_PROBLEM DETAILS_: Word for word, retype the records below.

[Records from a collection]
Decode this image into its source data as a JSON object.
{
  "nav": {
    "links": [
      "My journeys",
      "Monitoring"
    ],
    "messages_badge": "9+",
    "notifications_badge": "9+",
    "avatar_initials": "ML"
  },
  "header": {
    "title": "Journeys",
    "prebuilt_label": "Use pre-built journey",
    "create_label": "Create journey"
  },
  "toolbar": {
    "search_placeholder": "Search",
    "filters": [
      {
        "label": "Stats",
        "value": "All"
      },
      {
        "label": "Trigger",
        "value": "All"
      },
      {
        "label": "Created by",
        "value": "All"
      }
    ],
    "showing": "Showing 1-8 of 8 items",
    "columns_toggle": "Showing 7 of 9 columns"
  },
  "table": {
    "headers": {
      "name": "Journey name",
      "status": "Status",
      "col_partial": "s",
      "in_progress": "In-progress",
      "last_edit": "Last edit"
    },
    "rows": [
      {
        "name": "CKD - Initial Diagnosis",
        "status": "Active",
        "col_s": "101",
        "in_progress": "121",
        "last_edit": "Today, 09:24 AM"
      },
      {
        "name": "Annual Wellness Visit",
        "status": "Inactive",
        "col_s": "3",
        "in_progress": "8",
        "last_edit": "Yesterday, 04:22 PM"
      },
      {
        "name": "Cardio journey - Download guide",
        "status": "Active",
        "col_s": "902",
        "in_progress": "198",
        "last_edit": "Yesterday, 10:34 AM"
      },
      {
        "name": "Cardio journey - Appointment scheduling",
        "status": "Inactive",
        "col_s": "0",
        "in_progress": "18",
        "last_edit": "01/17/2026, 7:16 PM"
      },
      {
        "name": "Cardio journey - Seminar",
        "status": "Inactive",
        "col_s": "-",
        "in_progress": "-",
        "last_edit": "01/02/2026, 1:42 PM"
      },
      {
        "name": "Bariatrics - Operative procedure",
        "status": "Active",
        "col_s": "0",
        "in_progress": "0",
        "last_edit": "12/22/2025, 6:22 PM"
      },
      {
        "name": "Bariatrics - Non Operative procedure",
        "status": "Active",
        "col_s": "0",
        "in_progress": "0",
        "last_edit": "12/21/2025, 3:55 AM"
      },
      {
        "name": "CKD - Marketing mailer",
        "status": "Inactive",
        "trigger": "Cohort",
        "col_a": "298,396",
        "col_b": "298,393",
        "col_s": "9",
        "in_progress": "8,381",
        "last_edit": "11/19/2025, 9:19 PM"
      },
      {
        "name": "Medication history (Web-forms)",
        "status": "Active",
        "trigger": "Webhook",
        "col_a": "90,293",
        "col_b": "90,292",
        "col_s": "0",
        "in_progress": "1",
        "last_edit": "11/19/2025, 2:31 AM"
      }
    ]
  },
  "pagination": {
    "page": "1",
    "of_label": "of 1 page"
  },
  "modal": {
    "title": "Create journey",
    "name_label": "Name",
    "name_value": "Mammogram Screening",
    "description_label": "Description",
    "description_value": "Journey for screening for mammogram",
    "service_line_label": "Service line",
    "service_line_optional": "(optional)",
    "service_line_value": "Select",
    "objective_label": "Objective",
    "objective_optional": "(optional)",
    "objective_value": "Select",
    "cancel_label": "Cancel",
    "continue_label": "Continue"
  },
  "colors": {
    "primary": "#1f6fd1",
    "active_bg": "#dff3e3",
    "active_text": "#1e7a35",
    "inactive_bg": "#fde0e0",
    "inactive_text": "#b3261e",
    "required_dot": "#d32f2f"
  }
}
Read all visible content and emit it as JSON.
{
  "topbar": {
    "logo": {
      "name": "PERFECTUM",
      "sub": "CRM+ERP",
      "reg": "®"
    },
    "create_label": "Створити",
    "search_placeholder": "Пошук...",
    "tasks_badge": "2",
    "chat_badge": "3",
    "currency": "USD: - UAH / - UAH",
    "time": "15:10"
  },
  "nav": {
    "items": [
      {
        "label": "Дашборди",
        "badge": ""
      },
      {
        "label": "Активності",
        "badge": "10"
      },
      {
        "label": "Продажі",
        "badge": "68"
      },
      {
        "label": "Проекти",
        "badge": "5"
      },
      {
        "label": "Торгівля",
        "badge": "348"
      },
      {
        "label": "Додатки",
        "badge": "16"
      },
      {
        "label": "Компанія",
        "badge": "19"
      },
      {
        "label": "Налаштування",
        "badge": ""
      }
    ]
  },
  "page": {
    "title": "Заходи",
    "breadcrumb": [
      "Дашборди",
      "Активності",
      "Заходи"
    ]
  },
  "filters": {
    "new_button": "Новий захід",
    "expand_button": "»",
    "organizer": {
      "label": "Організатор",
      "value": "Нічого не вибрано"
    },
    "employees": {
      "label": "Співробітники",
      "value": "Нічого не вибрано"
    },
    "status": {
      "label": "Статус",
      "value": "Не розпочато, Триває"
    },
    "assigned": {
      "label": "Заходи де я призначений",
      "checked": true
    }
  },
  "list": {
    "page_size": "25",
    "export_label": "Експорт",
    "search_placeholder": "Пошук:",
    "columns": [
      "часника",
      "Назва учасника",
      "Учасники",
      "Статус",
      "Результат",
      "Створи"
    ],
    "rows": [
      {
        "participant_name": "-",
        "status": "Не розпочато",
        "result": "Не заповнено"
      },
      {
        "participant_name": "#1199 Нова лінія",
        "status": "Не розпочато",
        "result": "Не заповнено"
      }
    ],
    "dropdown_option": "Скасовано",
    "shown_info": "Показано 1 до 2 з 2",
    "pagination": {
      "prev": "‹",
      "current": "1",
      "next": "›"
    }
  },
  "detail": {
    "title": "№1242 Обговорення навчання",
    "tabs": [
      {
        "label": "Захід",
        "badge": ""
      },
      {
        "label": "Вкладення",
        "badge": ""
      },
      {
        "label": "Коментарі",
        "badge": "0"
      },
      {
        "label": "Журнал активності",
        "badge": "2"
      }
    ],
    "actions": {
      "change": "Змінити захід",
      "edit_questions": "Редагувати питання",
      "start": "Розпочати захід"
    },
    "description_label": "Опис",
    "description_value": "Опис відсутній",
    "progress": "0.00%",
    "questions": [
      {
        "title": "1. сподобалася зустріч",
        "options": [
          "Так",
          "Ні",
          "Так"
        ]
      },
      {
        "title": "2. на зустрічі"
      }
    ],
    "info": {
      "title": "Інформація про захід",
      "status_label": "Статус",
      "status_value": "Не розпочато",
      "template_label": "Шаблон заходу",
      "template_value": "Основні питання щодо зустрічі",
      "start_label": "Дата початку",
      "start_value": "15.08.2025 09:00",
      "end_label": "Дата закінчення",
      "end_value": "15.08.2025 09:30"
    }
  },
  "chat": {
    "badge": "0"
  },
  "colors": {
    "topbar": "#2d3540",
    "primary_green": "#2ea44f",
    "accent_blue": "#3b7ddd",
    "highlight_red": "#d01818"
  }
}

_RESPONSE BOX_:
Decode this image into its source data as a JSON object.
{
  "nav": {
    "links": [
      "My journeys",
      "Monitoring"
    ],
    "messages_badge": "9+",
    "notifications_badge": "9+",
    "avatar_initials": "ML"
  },
  "header": {
    "title": "Journeys",
    "prebuilt_label": "Use pre-built journey",
    "create_label": "Create journey"
  },
  "toolbar": {
    "search_placeholder": "Search",
    "filters": [
      {
        "label": "Stats",
        "value": "All"
      },
      {
        "label": "Trigger",
        "value": "All"
      },
      {
        "label": "Created by",
        "value": "All"
      }
    ],
    "showing": "Showing 1-8 of 8 items",
    "columns_toggle": "Showing 7 of 9 columns"
  },
  "table": {
    "headers": {
      "name": "Journey name",
      "status": "Status",
      "col_partial": "s",
      "in_progress": "In-progress",
      "last_edit": "Last edit"
    },
    "rows": [
      {
        "name": "CKD - Initial Diagnosis",
        "status": "Active",
        "col_s": "101",
        "in_progress": "121",
        "last_edit": "Today, 09:24 AM"
      },
      {
        "name": "Annual Wellness Visit",
        "status": "Inactive",
        "col_s": "3",
        "in_progress": "8",
        "last_edit": "Yesterday, 04:22 PM"
      },
      {
        "name": "Cardio journey - Download guide",
        "status": "Active",
        "col_s": "902",
        "in_progress": "198",
        "last_edit": "Yesterday, 10:34 AM"
      },
      {
        "name": "Cardio journey - Appointment scheduling",
        "status": "Inactive",
        "col_s": "0",
        "in_progress": "18",
        "last_edit": "01/17/2026, 7:16 PM"
      },
      {
        "name": "Cardio journey - Seminar",
        "status": "Inactive",
        "col_s": "-",
        "in_progress": "-",
        "last_edit": "01/02/2026, 1:42 PM"
      },
      {
        "name": "Bariatrics - Operative procedure",
        "status": "Active",
        "col_s": "0",
        "in_progress": "0",
        "last_edit": "12/22/2025, 6:22 PM"
      },
      {
        "name": "Bariatrics - Non Operative procedure",
        "status": "Active",
        "col_s": "0",
        "in_progress": "0",
        "last_edit": "12/21/2025, 3:55 AM"
      },
      {
        "name": "CKD - Marketing mailer",
        "status": "Inactive",
        "trigger": "Cohort",
        "col_a": "298,396",
        "col_b": "298,393",
        "col_s": "9",
        "in_progress": "8,381",
        "last_edit": "11/19/2025, 9:19 PM"
      },
      {
        "name": "Medication history (Web-forms)",
        "status": "Active",
        "trigger": "Webhook",
        "col_a": "90,293",
        "col_b": "90,292",
        "col_s": "0",
        "in_progress": "1",
        "last_edit": "11/19/2025, 2:31 AM"
      }
    ]
  },
  "pagination": {
    "page": "1",
    "of_label": "of 1 page"
  },
  "modal": {
    "title": "Create journey",
    "name_label": "Name",
    "name_value": "Mammogram Screening",
    "description_label": "Description",
    "description_value": "Journey for screening for mammogram",
    "service_line_label": "Service line",
    "service_line_optional": "(optional)",
    "service_line_value": "Select",
    "objective_label": "Objective",
    "objective_optional": "(optional)",
    "objective_value": "Select",
    "cancel_label": "Cancel",
    "continue_label": "Continue"
  },
  "colors": {
    "primary": "#1f6fd1",
    "active_bg": "#dff3e3",
    "active_text": "#1e7a35",
    "inactive_bg": "#fde0e0",
    "inactive_text": "#b3261e",
    "required_dot": "#d32f2f"
  }
}
Read all visible content and emit it as JSON.
{
  "topbar": {
    "logo": {
      "name": "PERFECTUM",
      "sub": "CRM+ERP",
      "reg": "®"
    },
    "create_label": "Створити",
    "search_placeholder": "Пошук...",
    "tasks_badge": "2",
    "chat_badge": "3",
    "currency": "USD: - UAH / - UAH",
    "time": "15:10"
  },
  "nav": {
    "items": [
      {
        "label": "Дашборди",
        "badge": ""
      },
      {
        "label": "Активності",
        "badge": "10"
      },
      {
        "label": "Продажі",
        "badge": "68"
      },
      {
        "label": "Проекти",
        "badge": "5"
      },
      {
        "label": "Торгівля",
        "badge": "348"
      },
      {
        "label": "Додатки",
        "badge": "16"
      },
      {
        "label": "Компанія",
        "badge": "19"
      },
      {
        "label": "Налаштування",
        "badge": ""
      }
    ]
  },
  "page": {
    "title": "Заходи",
    "breadcrumb": [
      "Дашборди",
      "Активності",
      "Заходи"
    ]
  },
  "filters": {
    "new_button": "Новий захід",
    "expand_button": "»",
    "organizer": {
      "label": "Організатор",
      "value": "Нічого не вибрано"
    },
    "employees": {
      "label": "Співробітники",
      "value": "Нічого не вибрано"
    },
    "status": {
      "label": "Статус",
      "value": "Не розпочато, Триває"
    },
    "assigned": {
      "label": "Заходи де я призначений",
      "checked": true
    }
  },
  "list": {
    "page_size": "25",
    "export_label": "Експорт",
    "search_placeholder": "Пошук:",
    "columns": [
      "часника",
      "Назва учасника",
      "Учасники",
      "Статус",
      "Результат",
      "Створи"
    ],
    "rows": [
      {
        "participant_name": "-",
        "status": "Не розпочато",
        "result": "Не заповнено"
      },
      {
        "participant_name": "#1199 Нова лінія",
        "status": "Не розпочато",
        "result": "Не заповнено"
      }
    ],
    "dropdown_option": "Скасовано",
    "shown_info": "Показано 1 до 2 з 2",
    "pagination": {
      "prev": "‹",
      "current": "1",
      "next": "›"
    }
  },
  "detail": {
    "title": "№1242 Обговорення навчання",
    "tabs": [
      {
        "label": "Захід",
        "badge": ""
      },
      {
        "label": "Вкладення",
        "badge": ""
      },
      {
        "label": "Коментарі",
        "badge": "0"
      },
      {
        "label": "Журнал активності",
        "badge": "2"
      }
    ],
    "actions": {
      "change": "Змінити захід",
      "edit_questions": "Редагувати питання",
      "start": "Розпочати захід"
    },
    "description_label": "Опис",
    "description_value": "Опис відсутній",
    "progress": "0.00%",
    "questions": [
      {
        "title": "1. сподобалася зустріч",
        "options": [
          "Так",
          "Ні",
          "Так"
        ]
      },
      {
        "title": "2. на зустрічі"
      }
    ],
    "info": {
      "title": "Інформація про захід",
      "status_label": "Статус",
      "status_value": "Не розпочато",
      "template_label": "Шаблон заходу",
      "template_value": "Основні питання щодо зустрічі",
      "start_label": "Дата початку",
      "start_value": "15.08.2025 09:00",
      "end_label": "Дата закінчення",
      "end_value": "15.08.2025 09:30"
    }
  },
  "chat": {
    "badge": "0"
  },
  "colors": {
    "topbar": "#2d3540",
    "primary_green": "#2ea44f",
    "accent_blue": "#3b7ddd",
    "highlight_red": "#d01818"
  }
}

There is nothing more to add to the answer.